Croatian article

Trying to sneak in to Art Melbourne, in one of the shipping crates for paintings.

The cloud picker

14 April 2010

In the meanwhile I had a exhibition of 1 painting in Wellington because of a portrait contest.
There was quite a controversy about one of the entrants because his work was a portrait of a murderer.

Anyway … I didn’t win a prize, but I was one of the leading four in the People’s Choice, so that was a good result for me.
The next thing is that my Cloud Picker will get a grand tour through New Zealand.

New Zealand portrait gallery, Wellington 24 February-11 April 2010
Lopdell House, Titirangi, Auckland. 15 April-6 June 2010
Percy Thompson Gallery, Stratford 13 Aug-12 Sept 2010
Hawke’s Bay Exhibition Centre, Hastings 20 Sept-28 Nov 2010
Millenium Gallery, Blenheim 30 Nov-30 Jan 2011
Eastern Southland Gallery, Gore Feb 2011- to be confirmed

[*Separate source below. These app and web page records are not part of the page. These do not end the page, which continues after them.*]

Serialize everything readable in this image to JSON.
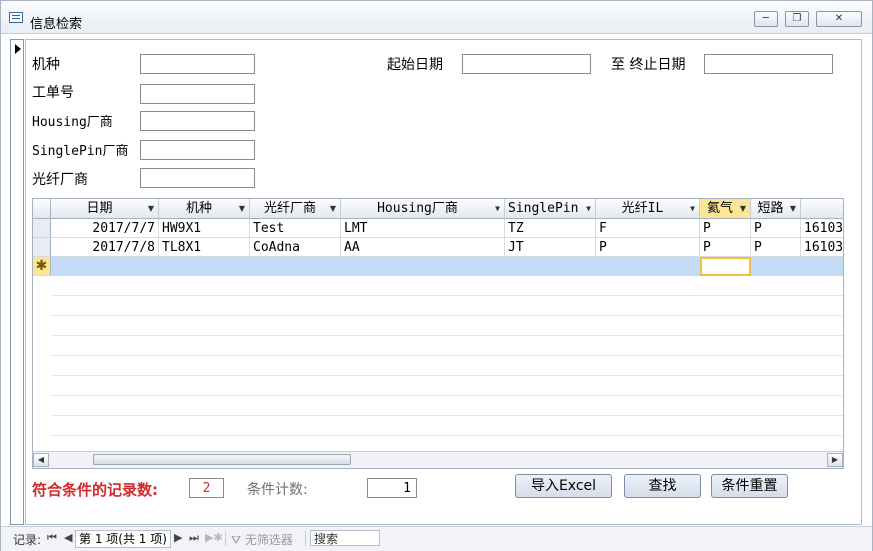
{
  "window": {
    "title": "信息检索"
  },
  "form": {
    "labels": {
      "model": "机种",
      "workorder": "工单号",
      "housing_vendor": "Housing厂商",
      "singlepin_vendor": "SinglePin厂商",
      "fiber_vendor": "光纤厂商",
      "start_date": "起始日期",
      "end_date": "至 终止日期"
    }
  },
  "grid": {
    "columns": [
      "日期",
      "机种",
      "光纤厂商",
      "Housing厂商",
      "SinglePin",
      "光纤IL",
      "氦气",
      "短路",
      ""
    ],
    "rows": [
      [
        "2017/7/7",
        "HW9X1",
        "Test",
        "LMT",
        "TZ",
        "F",
        "P",
        "P",
        "16103"
      ],
      [
        "2017/7/8",
        "TL8X1",
        "CoAdna",
        "AA",
        "JT",
        "P",
        "P",
        "P",
        "16103"
      ]
    ],
    "new_row_marker": "✱"
  },
  "footer": {
    "match_label": "符合条件的记录数:",
    "match_count": "2",
    "cond_label": "条件计数:",
    "cond_count": "1",
    "btn_import": "导入Excel",
    "btn_find": "查找",
    "btn_reset": "条件重置"
  },
  "statusbar": {
    "record_label": "记录:",
    "position": "第 1 项(共 1 项)",
    "filter": "无筛选器",
    "search": "搜索"
  },
  "colors": {
    "accent_red": "#d12a2a",
    "selected_header": "#fde596",
    "new_row": "#c4dcf6"
  }
}
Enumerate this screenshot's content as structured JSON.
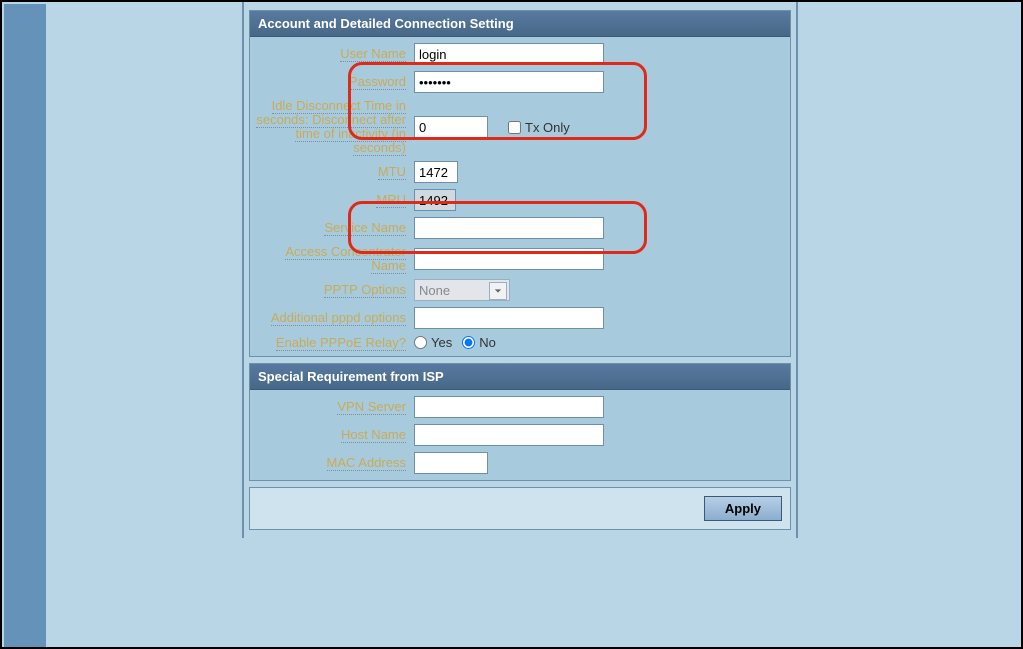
{
  "sections": {
    "account": {
      "header": "Account and Detailed Connection Setting",
      "labels": {
        "user_name": "User Name",
        "password": "Password",
        "idle_1": "Idle Disconnect Time in",
        "idle_2": "seconds: Disconnect after",
        "idle_3": "time of inactivity (in",
        "idle_4": "seconds)",
        "mtu": "MTU",
        "mru": "MRU",
        "service_name": "Service Name",
        "ac_name": "Access Concentrator Name",
        "pptp_options": "PPTP Options",
        "pppd_options": "Additional pppd options",
        "enable_relay": "Enable PPPoE Relay?",
        "tx_only": "Tx Only"
      },
      "values": {
        "user_name": "login",
        "password": "•••••••",
        "idle": "0",
        "mtu": "1472",
        "mru": "1492",
        "service_name": "",
        "ac_name": "",
        "pptp_options": "None",
        "pppd_options": "",
        "enable_relay": "No",
        "yes": "Yes",
        "no": "No"
      }
    },
    "isp": {
      "header": "Special Requirement from ISP",
      "labels": {
        "vpn_server": "VPN Server",
        "host_name": "Host Name",
        "mac_address": "MAC Address"
      },
      "values": {
        "vpn_server": "",
        "host_name": "",
        "mac_address": ""
      }
    }
  },
  "apply_button": "Apply"
}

How long does it take to finish 1 painting?

Time is a very important factor in the creation of my work. I use oil paints and every layer needs a week to dry.
I work on 4 paintings simultaneously. This means I work with a rotation schedule and some paintings might take months from start to finish.
Apart from the technical aspects, the drying also forces me to stand back and reflect on a painting in progress. After working in close contact on a canvas for a while, it’s always refreshing to see it in another light, in another room and from a distance.

It’s hard to say how long it takes to finish one single painting. On the picture you see quite a large one, but most of my paintings are smaller. On average I finish 10 paintings a year.
After finishing and signing, oil paint needs to dry thoroughly for at least 6 months, or better a year. Only then it’s ready to get the final varnish. So, if you see a painting made in the year 2011, it is not earlier sellable than 2012.

Here you can find some making of’s

How long does it take to finish 1 painting?